Reproduce the data exactly.

= Beginning of Section =

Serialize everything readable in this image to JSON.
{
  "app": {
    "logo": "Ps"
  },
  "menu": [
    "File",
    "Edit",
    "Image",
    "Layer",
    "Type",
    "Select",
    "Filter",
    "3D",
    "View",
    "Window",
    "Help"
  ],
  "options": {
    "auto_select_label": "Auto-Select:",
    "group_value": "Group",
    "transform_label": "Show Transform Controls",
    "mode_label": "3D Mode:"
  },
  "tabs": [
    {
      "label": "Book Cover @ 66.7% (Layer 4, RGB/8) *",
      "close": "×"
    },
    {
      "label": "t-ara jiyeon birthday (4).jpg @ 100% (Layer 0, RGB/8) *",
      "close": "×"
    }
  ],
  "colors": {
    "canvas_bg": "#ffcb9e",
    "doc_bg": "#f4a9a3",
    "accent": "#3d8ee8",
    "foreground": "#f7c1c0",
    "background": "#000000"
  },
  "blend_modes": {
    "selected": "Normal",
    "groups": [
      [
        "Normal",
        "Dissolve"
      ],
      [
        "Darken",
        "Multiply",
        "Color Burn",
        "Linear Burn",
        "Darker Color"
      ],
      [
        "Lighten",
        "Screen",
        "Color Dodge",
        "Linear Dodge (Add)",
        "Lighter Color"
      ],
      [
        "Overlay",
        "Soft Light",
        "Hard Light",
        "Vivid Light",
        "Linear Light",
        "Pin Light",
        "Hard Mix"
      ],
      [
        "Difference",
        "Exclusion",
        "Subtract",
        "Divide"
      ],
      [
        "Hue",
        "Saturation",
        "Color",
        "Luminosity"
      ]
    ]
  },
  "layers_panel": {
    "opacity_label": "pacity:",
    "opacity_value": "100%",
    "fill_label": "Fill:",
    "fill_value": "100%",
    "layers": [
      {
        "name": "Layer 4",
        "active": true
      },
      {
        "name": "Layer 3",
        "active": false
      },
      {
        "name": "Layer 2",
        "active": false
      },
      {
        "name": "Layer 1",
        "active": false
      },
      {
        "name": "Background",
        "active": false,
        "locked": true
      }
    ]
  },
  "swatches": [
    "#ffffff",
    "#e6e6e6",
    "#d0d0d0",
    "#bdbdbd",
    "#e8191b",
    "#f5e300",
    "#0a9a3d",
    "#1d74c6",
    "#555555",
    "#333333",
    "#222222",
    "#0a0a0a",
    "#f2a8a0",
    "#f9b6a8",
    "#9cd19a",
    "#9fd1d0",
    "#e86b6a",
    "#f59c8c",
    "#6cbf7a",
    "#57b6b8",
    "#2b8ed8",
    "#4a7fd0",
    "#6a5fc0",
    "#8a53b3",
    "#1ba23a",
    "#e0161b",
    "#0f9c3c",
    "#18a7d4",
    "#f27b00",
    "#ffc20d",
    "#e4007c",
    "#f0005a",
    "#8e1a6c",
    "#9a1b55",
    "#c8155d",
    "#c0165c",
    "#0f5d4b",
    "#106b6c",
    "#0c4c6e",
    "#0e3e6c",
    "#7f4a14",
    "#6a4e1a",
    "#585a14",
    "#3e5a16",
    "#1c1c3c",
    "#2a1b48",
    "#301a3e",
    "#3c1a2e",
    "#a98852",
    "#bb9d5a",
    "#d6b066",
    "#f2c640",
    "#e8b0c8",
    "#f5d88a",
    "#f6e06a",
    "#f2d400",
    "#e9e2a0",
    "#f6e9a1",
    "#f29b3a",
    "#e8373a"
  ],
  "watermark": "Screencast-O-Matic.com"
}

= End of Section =

- **WRITTEN ANSWER**:
Serialize everything readable in this image to JSON.
{
  "app": {
    "logo": "Ps"
  },
  "menu": [
    "File",
    "Edit",
    "Image",
    "Layer",
    "Type",
    "Select",
    "Filter",
    "3D",
    "View",
    "Window",
    "Help"
  ],
  "options": {
    "auto_select_label": "Auto-Select:",
    "group_value": "Group",
    "transform_label": "Show Transform Controls",
    "mode_label": "3D Mode:"
  },
  "tabs": [
    {
      "label": "Book Cover @ 66.7% (Layer 4, RGB/8) *",
      "close": "×"
    },
    {
      "label": "t-ara jiyeon birthday (4).jpg @ 100% (Layer 0, RGB/8) *",
      "close": "×"
    }
  ],
  "colors": {
    "canvas_bg": "#ffcb9e",
    "doc_bg": "#f4a9a3",
    "accent": "#3d8ee8",
    "foreground": "#f7c1c0",
    "background": "#000000"
  },
  "blend_modes": {
    "selected": "Normal",
    "groups": [
      [
        "Normal",
        "Dissolve"
      ],
      [
        "Darken",
        "Multiply",
        "Color Burn",
        "Linear Burn",
        "Darker Color"
      ],
      [
        "Lighten",
        "Screen",
        "Color Dodge",
        "Linear Dodge (Add)",
        "Lighter Color"
      ],
      [
        "Overlay",
        "Soft Light",
        "Hard Light",
        "Vivid Light",
        "Linear Light",
        "Pin Light",
        "Hard Mix"
      ],
      [
        "Difference",
        "Exclusion",
        "Subtract",
        "Divide"
      ],
      [
        "Hue",
        "Saturation",
        "Color",
        "Luminosity"
      ]
    ]
  },
  "layers_panel": {
    "opacity_label": "pacity:",
    "opacity_value": "100%",
    "fill_label": "Fill:",
    "fill_value": "100%",
    "layers": [
      {
        "name": "Layer 4",
        "active": true
      },
      {
        "name": "Layer 3",
        "active": false
      },
      {
        "name": "Layer 2",
        "active": false
      },
      {
        "name": "Layer 1",
        "active": false
      },
      {
        "name": "Background",
        "active": false,
        "locked": true
      }
    ]
  },
  "swatches": [
    "#ffffff",
    "#e6e6e6",
    "#d0d0d0",
    "#bdbdbd",
    "#e8191b",
    "#f5e300",
    "#0a9a3d",
    "#1d74c6",
    "#555555",
    "#333333",
    "#222222",
    "#0a0a0a",
    "#f2a8a0",
    "#f9b6a8",
    "#9cd19a",
    "#9fd1d0",
    "#e86b6a",
    "#f59c8c",
    "#6cbf7a",
    "#57b6b8",
    "#2b8ed8",
    "#4a7fd0",
    "#6a5fc0",
    "#8a53b3",
    "#1ba23a",
    "#e0161b",
    "#0f9c3c",
    "#18a7d4",
    "#f27b00",
    "#ffc20d",
    "#e4007c",
    "#f0005a",
    "#8e1a6c",
    "#9a1b55",
    "#c8155d",
    "#c0165c",
    "#0f5d4b",
    "#106b6c",
    "#0c4c6e",
    "#0e3e6c",
    "#7f4a14",
    "#6a4e1a",
    "#585a14",
    "#3e5a16",
    "#1c1c3c",
    "#2a1b48",
    "#301a3e",
    "#3c1a2e",
    "#a98852",
    "#bb9d5a",
    "#d6b066",
    "#f2c640",
    "#e8b0c8",
    "#f5d88a",
    "#f6e06a",
    "#f2d400",
    "#e9e2a0",
    "#f6e9a1",
    "#f29b3a",
    "#e8373a"
  ],
  "watermark": "Screencast-O-Matic.com"
}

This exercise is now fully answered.